**ASSIGNMENT:** Using the records below, give the number of lines where the string "JSON" shows up. Add nothing to it.

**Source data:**
----

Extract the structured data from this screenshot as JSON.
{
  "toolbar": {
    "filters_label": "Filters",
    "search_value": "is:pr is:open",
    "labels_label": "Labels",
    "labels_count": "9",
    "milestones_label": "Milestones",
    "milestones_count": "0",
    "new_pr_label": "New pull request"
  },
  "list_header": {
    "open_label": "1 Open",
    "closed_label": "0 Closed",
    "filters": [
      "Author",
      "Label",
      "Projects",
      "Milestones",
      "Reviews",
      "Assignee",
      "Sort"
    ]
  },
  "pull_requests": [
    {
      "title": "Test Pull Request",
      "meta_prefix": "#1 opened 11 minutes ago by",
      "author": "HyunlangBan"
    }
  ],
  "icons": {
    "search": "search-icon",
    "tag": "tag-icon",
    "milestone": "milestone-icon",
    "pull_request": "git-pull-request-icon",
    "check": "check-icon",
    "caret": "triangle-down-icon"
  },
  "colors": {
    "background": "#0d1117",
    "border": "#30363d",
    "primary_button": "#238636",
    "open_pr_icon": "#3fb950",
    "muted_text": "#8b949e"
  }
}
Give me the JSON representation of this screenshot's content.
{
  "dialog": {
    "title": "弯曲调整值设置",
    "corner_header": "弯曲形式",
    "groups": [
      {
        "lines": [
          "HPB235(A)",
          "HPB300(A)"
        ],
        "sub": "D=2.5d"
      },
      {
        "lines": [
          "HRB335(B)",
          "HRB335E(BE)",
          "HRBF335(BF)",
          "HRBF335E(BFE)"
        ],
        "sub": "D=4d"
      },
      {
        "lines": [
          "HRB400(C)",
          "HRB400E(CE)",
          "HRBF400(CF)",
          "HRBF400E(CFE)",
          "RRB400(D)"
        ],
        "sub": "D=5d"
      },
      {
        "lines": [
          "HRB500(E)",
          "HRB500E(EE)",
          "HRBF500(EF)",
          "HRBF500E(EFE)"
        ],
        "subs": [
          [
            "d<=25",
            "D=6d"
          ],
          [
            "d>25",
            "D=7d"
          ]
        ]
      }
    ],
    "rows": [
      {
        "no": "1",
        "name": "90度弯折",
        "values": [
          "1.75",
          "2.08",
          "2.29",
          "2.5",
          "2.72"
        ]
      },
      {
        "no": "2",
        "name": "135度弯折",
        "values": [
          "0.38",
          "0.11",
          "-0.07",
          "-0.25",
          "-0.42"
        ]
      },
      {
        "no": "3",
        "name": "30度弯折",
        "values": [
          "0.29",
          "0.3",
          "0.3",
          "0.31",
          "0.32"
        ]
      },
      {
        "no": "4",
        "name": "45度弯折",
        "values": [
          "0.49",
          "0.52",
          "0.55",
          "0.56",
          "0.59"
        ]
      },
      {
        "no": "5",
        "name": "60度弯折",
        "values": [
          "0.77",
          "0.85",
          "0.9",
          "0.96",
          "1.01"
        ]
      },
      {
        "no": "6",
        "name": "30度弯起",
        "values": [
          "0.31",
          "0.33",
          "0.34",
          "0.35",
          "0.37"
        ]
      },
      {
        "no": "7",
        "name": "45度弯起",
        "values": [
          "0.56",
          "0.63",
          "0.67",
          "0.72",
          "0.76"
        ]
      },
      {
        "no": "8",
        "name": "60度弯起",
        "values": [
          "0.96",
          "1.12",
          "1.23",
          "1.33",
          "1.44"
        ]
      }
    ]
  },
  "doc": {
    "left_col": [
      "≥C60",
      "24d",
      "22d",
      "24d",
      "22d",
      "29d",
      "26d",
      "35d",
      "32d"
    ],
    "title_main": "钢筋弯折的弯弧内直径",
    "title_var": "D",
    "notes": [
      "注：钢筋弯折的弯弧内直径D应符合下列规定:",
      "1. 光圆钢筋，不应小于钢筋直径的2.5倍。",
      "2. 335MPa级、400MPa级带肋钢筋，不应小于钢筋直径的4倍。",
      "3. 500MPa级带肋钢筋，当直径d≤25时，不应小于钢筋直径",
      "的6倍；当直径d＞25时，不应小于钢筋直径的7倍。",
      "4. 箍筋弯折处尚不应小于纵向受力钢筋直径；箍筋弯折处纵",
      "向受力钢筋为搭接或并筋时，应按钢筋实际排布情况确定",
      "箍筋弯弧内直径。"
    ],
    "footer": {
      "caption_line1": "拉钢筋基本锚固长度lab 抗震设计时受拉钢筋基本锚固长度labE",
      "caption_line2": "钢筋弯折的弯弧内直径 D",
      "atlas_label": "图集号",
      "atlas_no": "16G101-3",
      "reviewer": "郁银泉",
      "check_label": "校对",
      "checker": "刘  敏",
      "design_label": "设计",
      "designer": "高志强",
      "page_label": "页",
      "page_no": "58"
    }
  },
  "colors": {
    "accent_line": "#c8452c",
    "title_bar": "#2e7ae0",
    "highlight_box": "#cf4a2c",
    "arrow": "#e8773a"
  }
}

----

**EXERCISE ANSWER:** 2